If ProGuard is enabled be sure to add these rules to your configuration:

-dontwarn dart.internal.**
-keep class **__ExtraBinder { *; }
-keepclasseswithmembernames class * {
    @dart.* <fields>;
-keep class **Henson { *; }
-keep class **__IntentBuilder { *; }
-keep class **HensonNavigator { *; }

#if you use it
#see Parceler's github page
#for specific proguard instructions



implementation 'com.f2prateek.dart:dart:(insert latest version)'
annotationProcessor 'com.f2prateek.dart:dart-processor:(insert latest version)'

Henson :

implementation 'com.f2prateek.dart:henson:(insert latest version)'
annotationProcessor 'com.f2prateek.dart:henson-processor:(insert latest version)'


For all Kotlin enthusiasts, you may wonder how to use this library to configure your intents. This is perfectly compatible, with a bit of understanding of how Kotlin works, especially when it comes to annotation processing.

Assuming that your project is already configured with Kotlin, update your build.gradle file :

apply plugin: 'kotlin-kapt'

dependencies {
  implementation 'com.f2prateek.dart:henson:(insert latest version)'
  kapt 'com.f2prateek.dart:henson-processor:(insert latest version)'

Now you can use @InjectExtra annotation to generate either non-null or nullables properties :

class ExampleActivity : Activity() {
  lateinit var title: String

  var titleDefaultValue: String = "Default Title"

  var titleNullable: String? = null

  override fun onCreate(savedInstanceState: Bundle?) {
      // TODO Use "injected" extras...

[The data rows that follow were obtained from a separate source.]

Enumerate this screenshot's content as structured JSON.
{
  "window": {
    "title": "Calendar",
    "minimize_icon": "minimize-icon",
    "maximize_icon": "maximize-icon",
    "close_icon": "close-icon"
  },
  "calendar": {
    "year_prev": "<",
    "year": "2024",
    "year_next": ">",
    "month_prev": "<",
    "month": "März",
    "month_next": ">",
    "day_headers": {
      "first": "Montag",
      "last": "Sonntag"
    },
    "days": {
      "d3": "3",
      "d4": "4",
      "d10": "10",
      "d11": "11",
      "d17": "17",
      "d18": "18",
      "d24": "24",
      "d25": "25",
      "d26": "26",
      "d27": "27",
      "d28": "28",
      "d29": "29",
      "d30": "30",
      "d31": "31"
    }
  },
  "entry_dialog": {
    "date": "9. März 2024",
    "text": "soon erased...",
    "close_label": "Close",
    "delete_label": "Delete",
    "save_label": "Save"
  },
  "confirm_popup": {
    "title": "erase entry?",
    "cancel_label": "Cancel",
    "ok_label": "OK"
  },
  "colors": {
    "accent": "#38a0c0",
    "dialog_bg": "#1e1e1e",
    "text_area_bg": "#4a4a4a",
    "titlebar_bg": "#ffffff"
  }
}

Note that you still need to use the Java @Nullable annotation otherwise Henson won't interpret your property as nullable and will generate a builder with a mandatory field (even though you declared your property as nullable with the "?" Kotlin marker). Finally, you have to add the @JvmField annotation or your compiler will complain about not having a backing field.

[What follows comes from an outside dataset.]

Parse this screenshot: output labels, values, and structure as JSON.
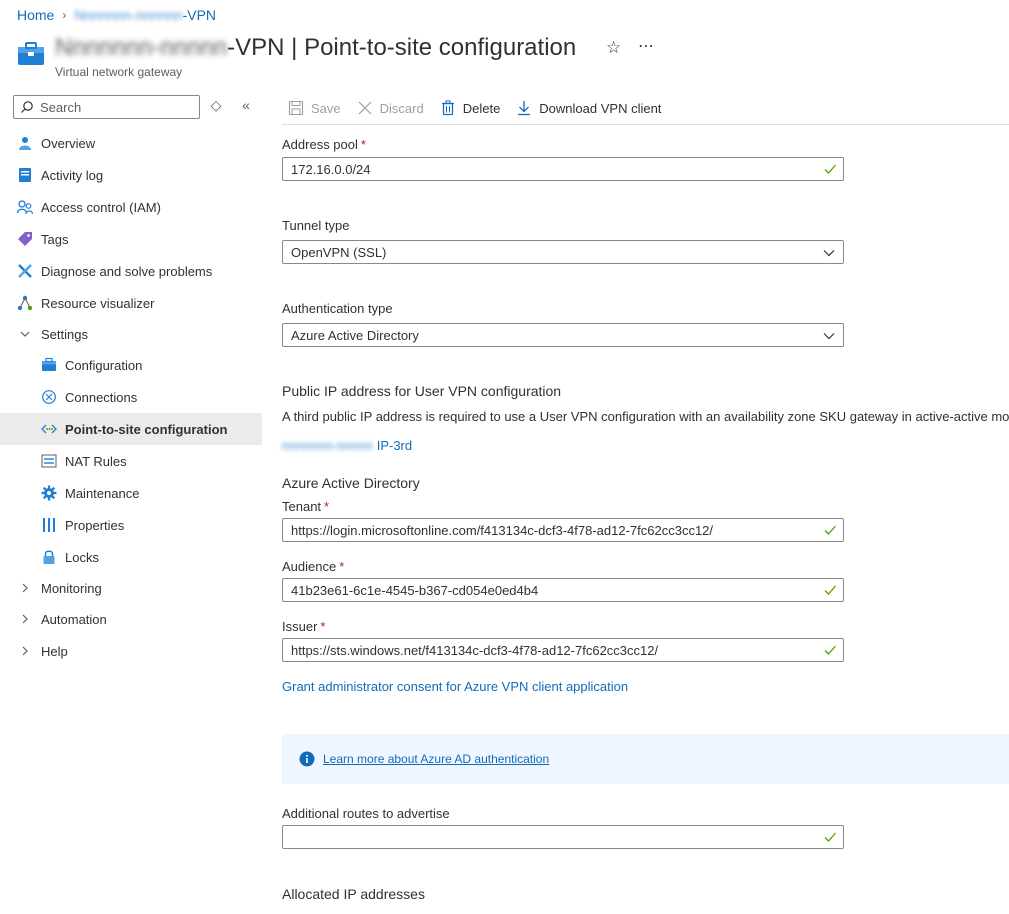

You may need to add an argument to your build.gradle file if your activities and fragments are located in different packages as mentioned above. The Kotlin syntax with kapt is :

kapt {
    arguments {
        arg("dart.henson.package", "your.package.name")

Finally, if you are using Parceler that comes built-in with this library, the syntax does not change from Java, except when dealing with data classes. Because Parceler requires a default constructor with no argument, here is how you need to declare your data class :

data class ParcelExample @ParcelConstructor constructor(
        val id: Int,
        val name: String,

Talks & Slides


Copyright 2013 Jake Wharton
Copyright 2014 Prateek Srivastava (@f2prateek)

Licensed under the Apache License, Version 2.0 (the "License");
you may not use this file except in compliance with the License.
You may obtain a copy of the License at


Unless required by applicable law or agreed to in writing, software
distributed under the License is distributed on an "AS IS" BASIS,
See the License for the specific language governing permissions and
limitations under the License.